[What this task involves]
Leave out all pictures while repeating the records exactly and completely.

[Material provided]
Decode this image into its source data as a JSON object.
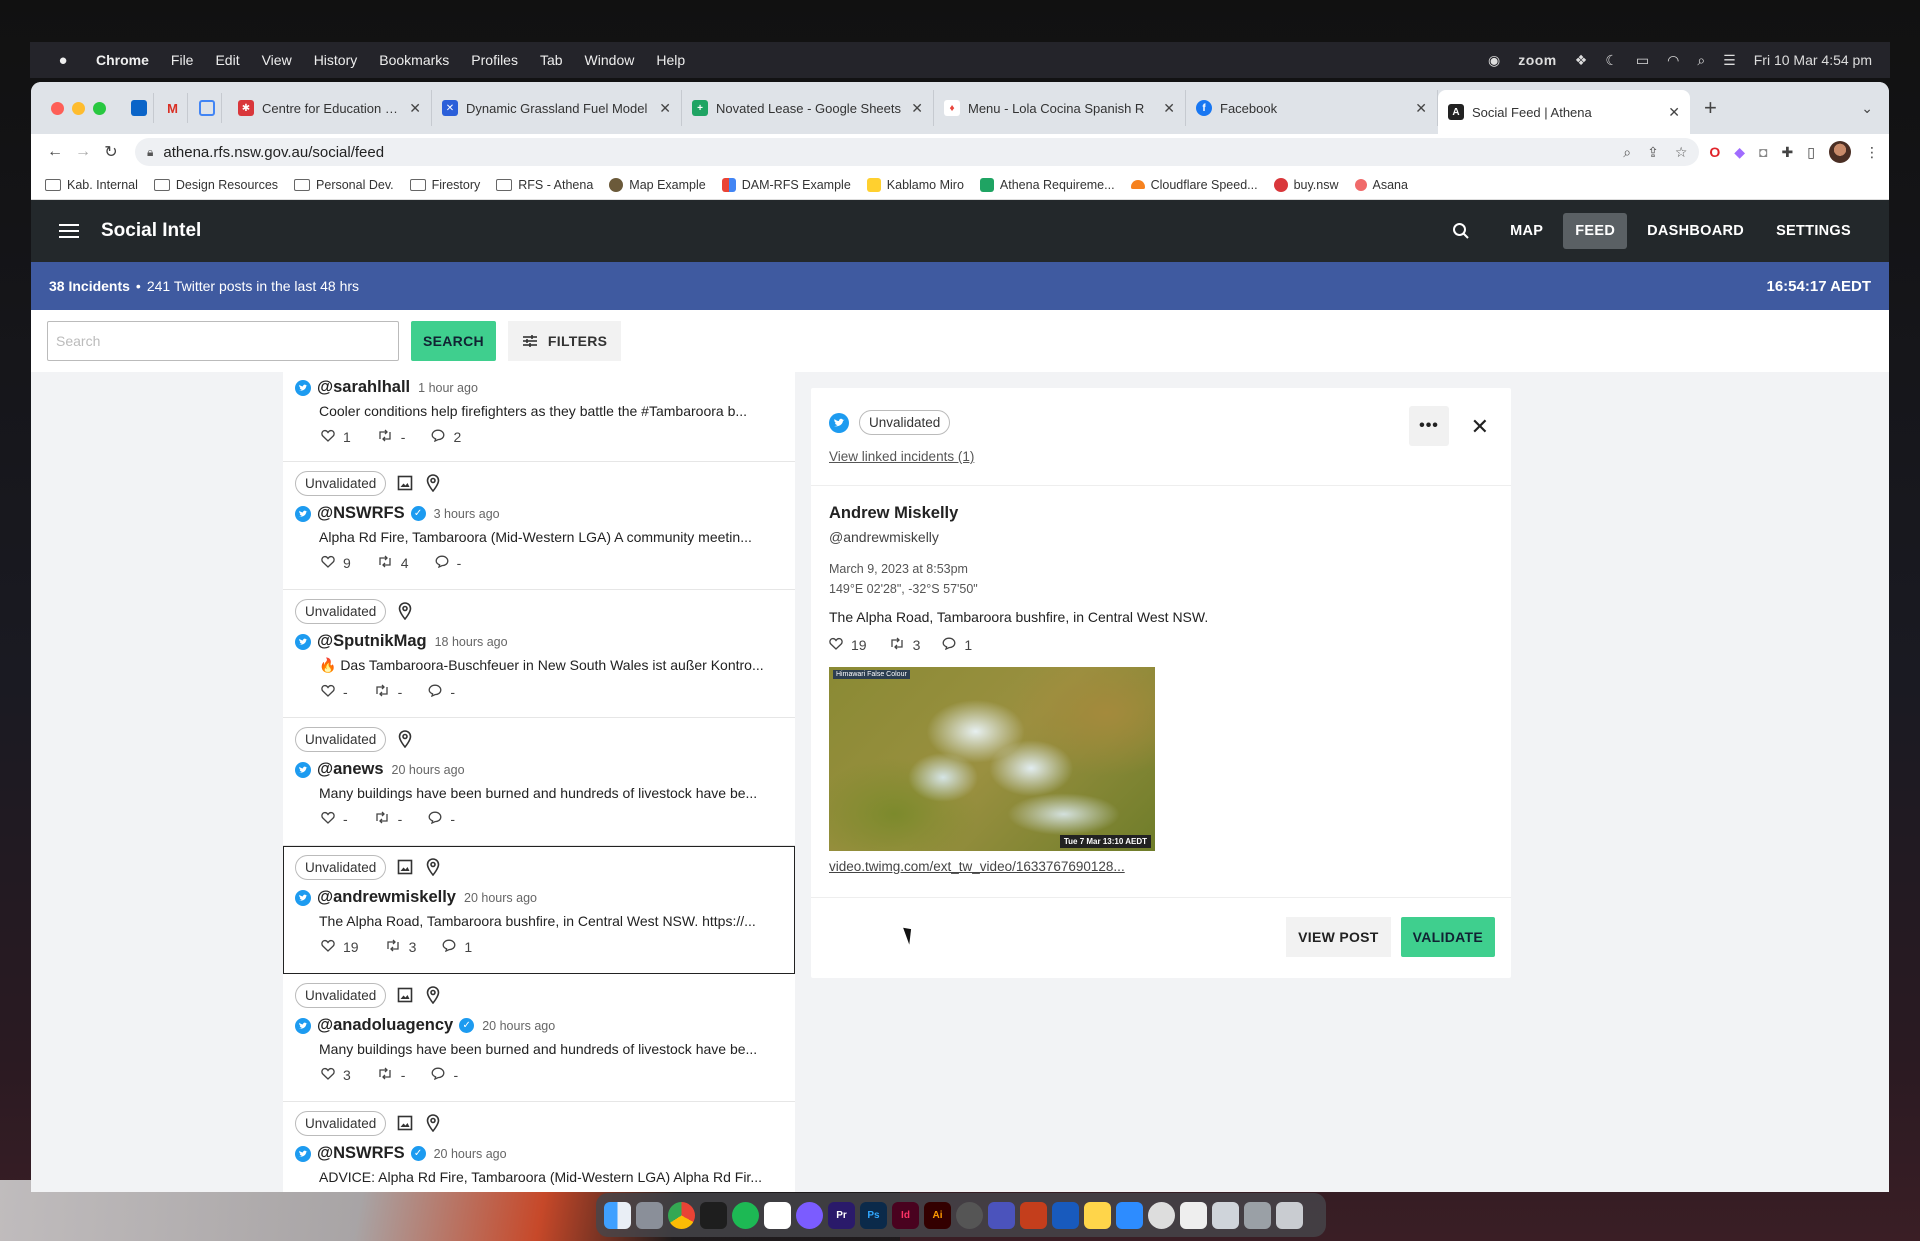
{
  "menubar": {
    "app": "Chrome",
    "items": [
      "File",
      "Edit",
      "View",
      "History",
      "Bookmarks",
      "Profiles",
      "Tab",
      "Window",
      "Help"
    ],
    "zoom_label": "zoom",
    "datetime": "Fri 10 Mar  4:54 pm"
  },
  "browser": {
    "tabs": [
      {
        "title": "Centre for Education Statistics",
        "color": "#d9373b"
      },
      {
        "title": "Dynamic Grassland Fuel Model",
        "color": "#2b5fd9"
      },
      {
        "title": "Novated Lease - Google Sheets",
        "color": "#1fa463"
      },
      {
        "title": "Menu - Lola Cocina Spanish R",
        "color": "#e8453c"
      },
      {
        "title": "Facebook",
        "color": "#1877f2"
      },
      {
        "title": "Social Feed | Athena",
        "color": "#222222"
      }
    ],
    "url": "athena.rfs.nsw.gov.au/social/feed",
    "bookmarks": [
      "Kab. Internal",
      "Design Resources",
      "Personal Dev.",
      "Firestory",
      "RFS - Athena",
      "Map Example",
      "DAM-RFS Example",
      "Kablamo Miro",
      "Athena Requireme...",
      "Cloudflare Speed...",
      "buy.nsw",
      "Asana"
    ]
  },
  "app": {
    "title": "Social Intel",
    "nav": [
      "MAP",
      "FEED",
      "DASHBOARD",
      "SETTINGS"
    ],
    "active_nav": "FEED"
  },
  "status": {
    "incidents": "38 Incidents",
    "separator": "•",
    "posts": "241 Twitter posts in the last 48 hrs",
    "clock": "16:54:17 AEDT"
  },
  "search": {
    "placeholder": "Search",
    "button": "SEARCH",
    "filters": "FILTERS"
  },
  "feed": [
    {
      "handle": "@sarahlhall",
      "verified": false,
      "time": "1 hour ago",
      "text": "Cooler conditions help firefighters as they battle the #Tambaroora b...",
      "likes": "1",
      "retweets": "-",
      "replies": "2",
      "tag": "",
      "image": false,
      "location": false
    },
    {
      "handle": "@NSWRFS",
      "verified": true,
      "time": "3 hours ago",
      "text": "Alpha Rd Fire, Tambaroora (Mid-Western LGA) A community meetin...",
      "likes": "9",
      "retweets": "4",
      "replies": "-",
      "tag": "Unvalidated",
      "image": true,
      "location": true
    },
    {
      "handle": "@SputnikMag",
      "verified": false,
      "time": "18 hours ago",
      "text": "🔥 Das Tambaroora-Buschfeuer in New South Wales ist außer Kontro...",
      "likes": "-",
      "retweets": "-",
      "replies": "-",
      "tag": "Unvalidated",
      "image": false,
      "location": true
    },
    {
      "handle": "@anews",
      "verified": false,
      "time": "20 hours ago",
      "text": "Many buildings have been burned and hundreds of livestock have be...",
      "likes": "-",
      "retweets": "-",
      "replies": "-",
      "tag": "Unvalidated",
      "image": false,
      "location": true
    },
    {
      "handle": "@andrewmiskelly",
      "verified": false,
      "time": "20 hours ago",
      "text": "The Alpha Road, Tambaroora bushfire, in Central West NSW. https://...",
      "likes": "19",
      "retweets": "3",
      "replies": "1",
      "tag": "Unvalidated",
      "image": true,
      "location": true
    },
    {
      "handle": "@anadoluagency",
      "verified": true,
      "time": "20 hours ago",
      "text": "Many buildings have been burned and hundreds of livestock have be...",
      "likes": "3",
      "retweets": "-",
      "replies": "-",
      "tag": "Unvalidated",
      "image": true,
      "location": true
    },
    {
      "handle": "@NSWRFS",
      "verified": true,
      "time": "20 hours ago",
      "text": "ADVICE: Alpha Rd Fire, Tambaroora (Mid-Western LGA) Alpha Rd Fir...",
      "likes": "",
      "retweets": "",
      "replies": "",
      "tag": "Unvalidated",
      "image": true,
      "location": true
    }
  ],
  "detail": {
    "status": "Unvalidated",
    "linked": "View linked incidents (1)",
    "author": "Andrew Miskelly",
    "handle": "@andrewmiskelly",
    "date": "March 9, 2023 at 8:53pm",
    "coords": "149°E 02'28\", -32°S 57'50\"",
    "text": "The Alpha Road, Tambaroora bushfire, in Central West NSW.",
    "likes": "19",
    "retweets": "3",
    "replies": "1",
    "media_label_tl": "Himawari False Colour",
    "media_label_br": "Tue 7 Mar 13:10 AEDT",
    "media_link": "video.twimg.com/ext_tw_video/1633767690128...",
    "view_post": "VIEW POST",
    "validate": "VALIDATE"
  },
  "colors": {
    "appbar": "#23282b",
    "statusbar": "#3f5aa0",
    "accent_green": "#3fcf8e",
    "twitter_blue": "#1d9bf0"
  }
}
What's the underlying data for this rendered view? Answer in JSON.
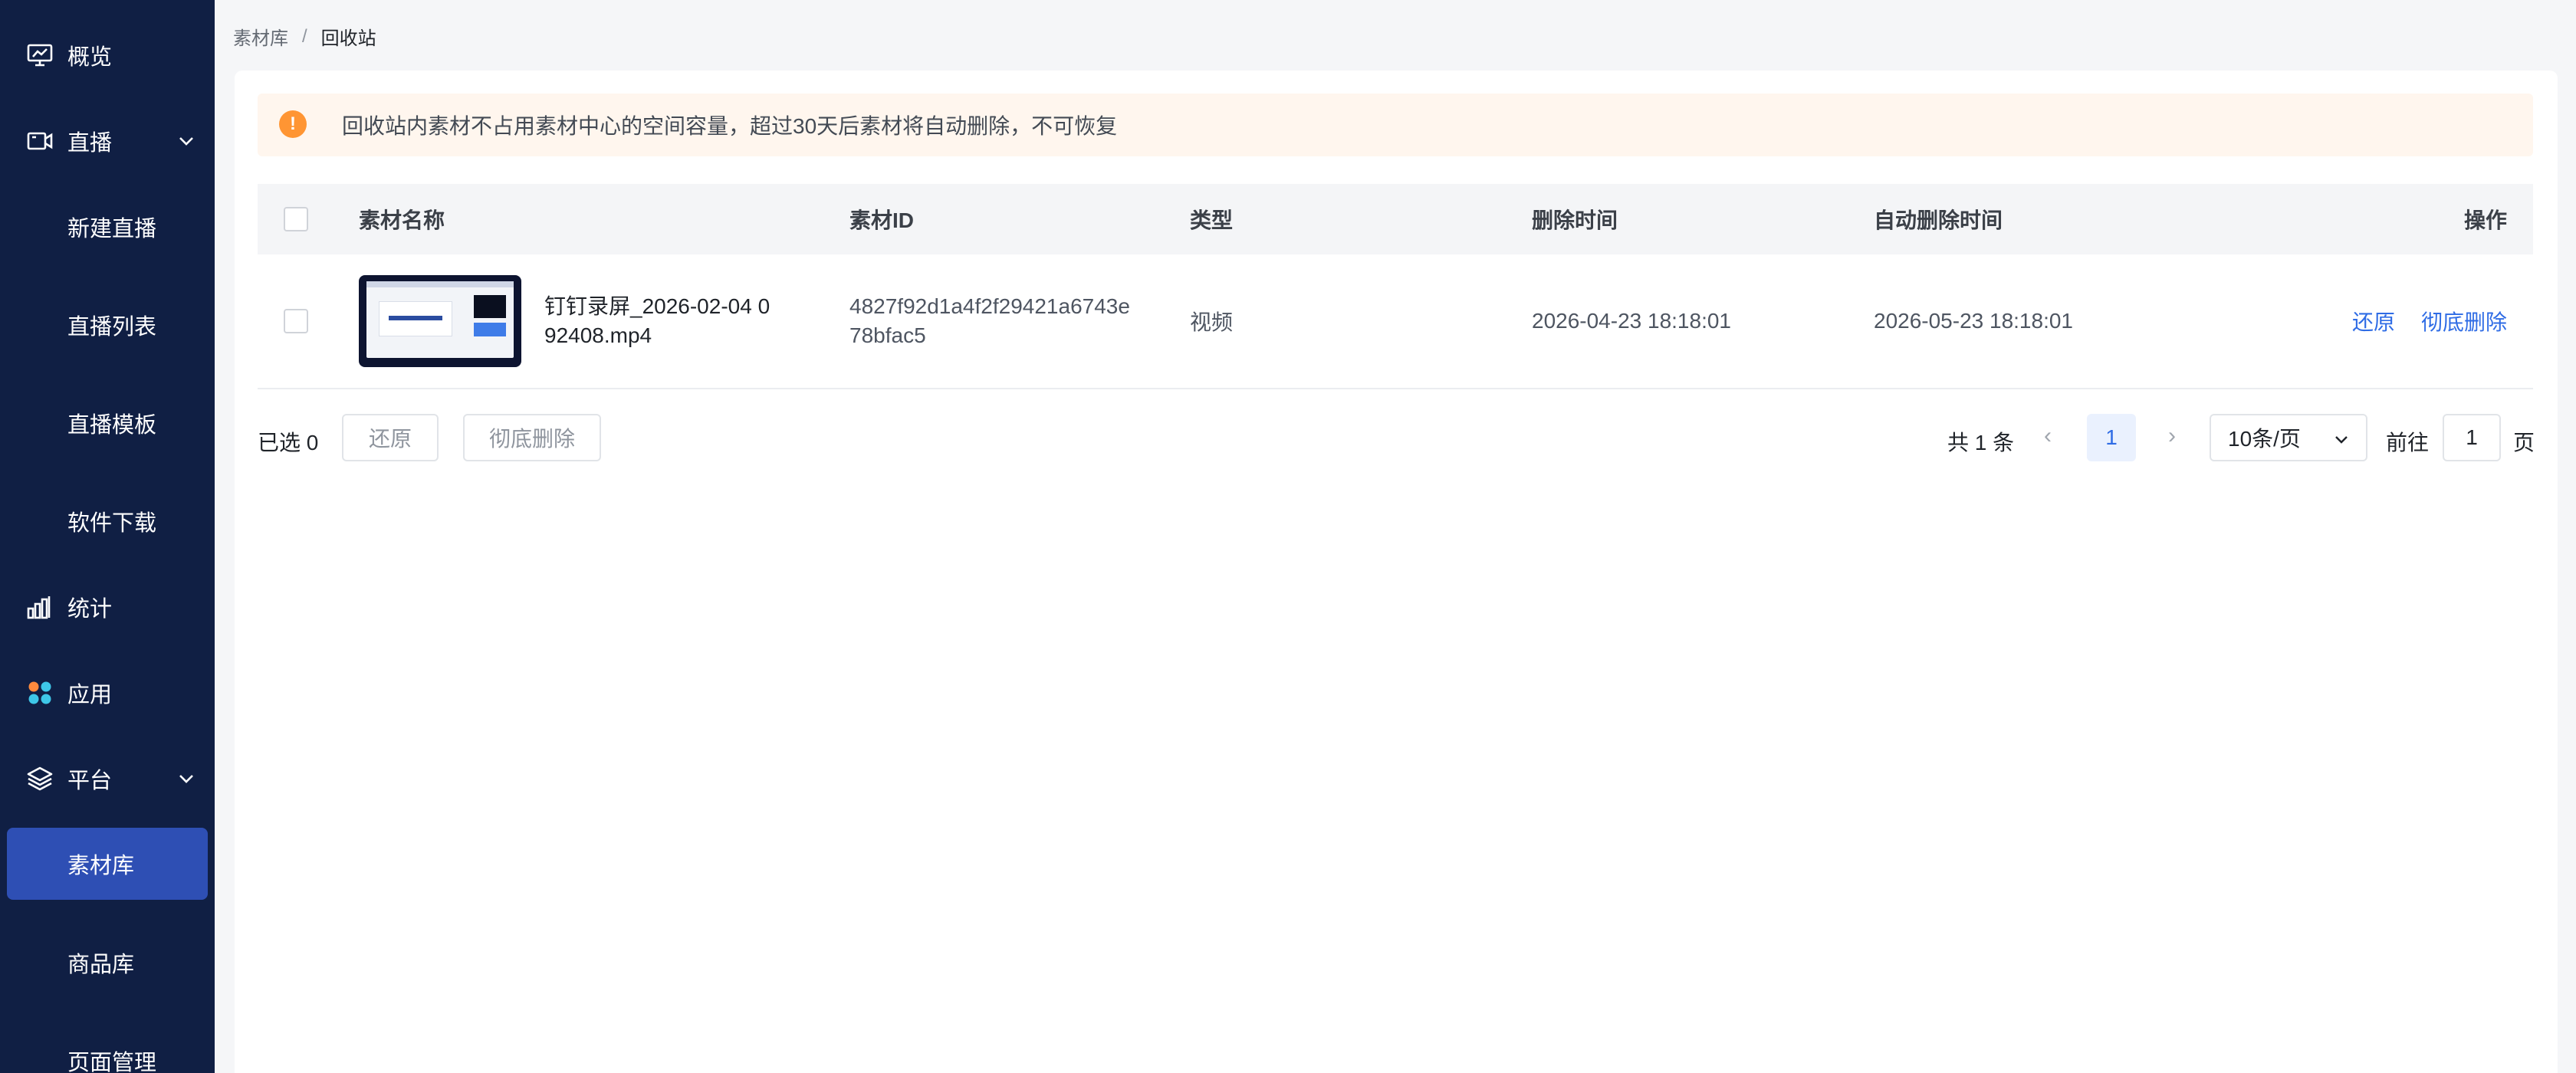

[Answer]
Decode this image into its source data as a JSON object.
{
  "menubar": {
    "app": "Chrome",
    "items": [
      "File",
      "Edit",
      "View",
      "History",
      "Bookmarks",
      "Profiles",
      "Tab",
      "Window",
      "Help"
    ],
    "zoom_label": "zoom",
    "datetime": "Fri 10 Mar  4:54 pm"
  },
  "browser": {
    "tabs": [
      {
        "title": "Centre for Education Statistics",
        "color": "#d9373b"
      },
      {
        "title": "Dynamic Grassland Fuel Model",
        "color": "#2b5fd9"
      },
      {
        "title": "Novated Lease - Google Sheets",
        "color": "#1fa463"
      },
      {
        "title": "Menu - Lola Cocina Spanish R",
        "color": "#e8453c"
      },
      {
        "title": "Facebook",
        "color": "#1877f2"
      },
      {
        "title": "Social Feed | Athena",
        "color": "#222222"
      }
    ],
    "url": "athena.rfs.nsw.gov.au/social/feed",
    "bookmarks": [
      "Kab. Internal",
      "Design Resources",
      "Personal Dev.",
      "Firestory",
      "RFS - Athena",
      "Map Example",
      "DAM-RFS Example",
      "Kablamo Miro",
      "Athena Requireme...",
      "Cloudflare Speed...",
      "buy.nsw",
      "Asana"
    ]
  },
  "app": {
    "title": "Social Intel",
    "nav": [
      "MAP",
      "FEED",
      "DASHBOARD",
      "SETTINGS"
    ],
    "active_nav": "FEED"
  },
  "status": {
    "incidents": "38 Incidents",
    "separator": "•",
    "posts": "241 Twitter posts in the last 48 hrs",
    "clock": "16:54:17 AEDT"
  },
  "search": {
    "placeholder": "Search",
    "button": "SEARCH",
    "filters": "FILTERS"
  },
  "feed": [
    {
      "handle": "@sarahlhall",
      "verified": false,
      "time": "1 hour ago",
      "text": "Cooler conditions help firefighters as they battle the #Tambaroora b...",
      "likes": "1",
      "retweets": "-",
      "replies": "2",
      "tag": "",
      "image": false,
      "location": false
    },
    {
      "handle": "@NSWRFS",
      "verified": true,
      "time": "3 hours ago",
      "text": "Alpha Rd Fire, Tambaroora (Mid-Western LGA) A community meetin...",
      "likes": "9",
      "retweets": "4",
      "replies": "-",
      "tag": "Unvalidated",
      "image": true,
      "location": true
    },
    {
      "handle": "@SputnikMag",
      "verified": false,
      "time": "18 hours ago",
      "text": "🔥 Das Tambaroora-Buschfeuer in New South Wales ist außer Kontro...",
      "likes": "-",
      "retweets": "-",
      "replies": "-",
      "tag": "Unvalidated",
      "image": false,
      "location": true
    },
    {
      "handle": "@anews",
      "verified": false,
      "time": "20 hours ago",
      "text": "Many buildings have been burned and hundreds of livestock have be...",
      "likes": "-",
      "retweets": "-",
      "replies": "-",
      "tag": "Unvalidated",
      "image": false,
      "location": true
    },
    {
      "handle": "@andrewmiskelly",
      "verified": false,
      "time": "20 hours ago",
      "text": "The Alpha Road, Tambaroora bushfire, in Central West NSW. https://...",
      "likes": "19",
      "retweets": "3",
      "replies": "1",
      "tag": "Unvalidated",
      "image": true,
      "location": true
    },
    {
      "handle": "@anadoluagency",
      "verified": true,
      "time": "20 hours ago",
      "text": "Many buildings have been burned and hundreds of livestock have be...",
      "likes": "3",
      "retweets": "-",
      "replies": "-",
      "tag": "Unvalidated",
      "image": true,
      "location": true
    },
    {
      "handle": "@NSWRFS",
      "verified": true,
      "time": "20 hours ago",
      "text": "ADVICE: Alpha Rd Fire, Tambaroora (Mid-Western LGA) Alpha Rd Fir...",
      "likes": "",
      "retweets": "",
      "replies": "",
      "tag": "Unvalidated",
      "image": true,
      "location": true
    }
  ],
  "detail": {
    "status": "Unvalidated",
    "linked": "View linked incidents (1)",
    "author": "Andrew Miskelly",
    "handle": "@andrewmiskelly",
    "date": "March 9, 2023 at 8:53pm",
    "coords": "149°E 02'28\", -32°S 57'50\"",
    "text": "The Alpha Road, Tambaroora bushfire, in Central West NSW.",
    "likes": "19",
    "retweets": "3",
    "replies": "1",
    "media_label_tl": "Himawari False Colour",
    "media_label_br": "Tue 7 Mar 13:10 AEDT",
    "media_link": "video.twimg.com/ext_tw_video/1633767690128...",
    "view_post": "VIEW POST",
    "validate": "VALIDATE"
  },
  "colors": {
    "appbar": "#23282b",
    "statusbar": "#3f5aa0",
    "accent_green": "#3fcf8e",
    "twitter_blue": "#1d9bf0"
  }
}
What's the underlying data for this rendered view? Answer in JSON.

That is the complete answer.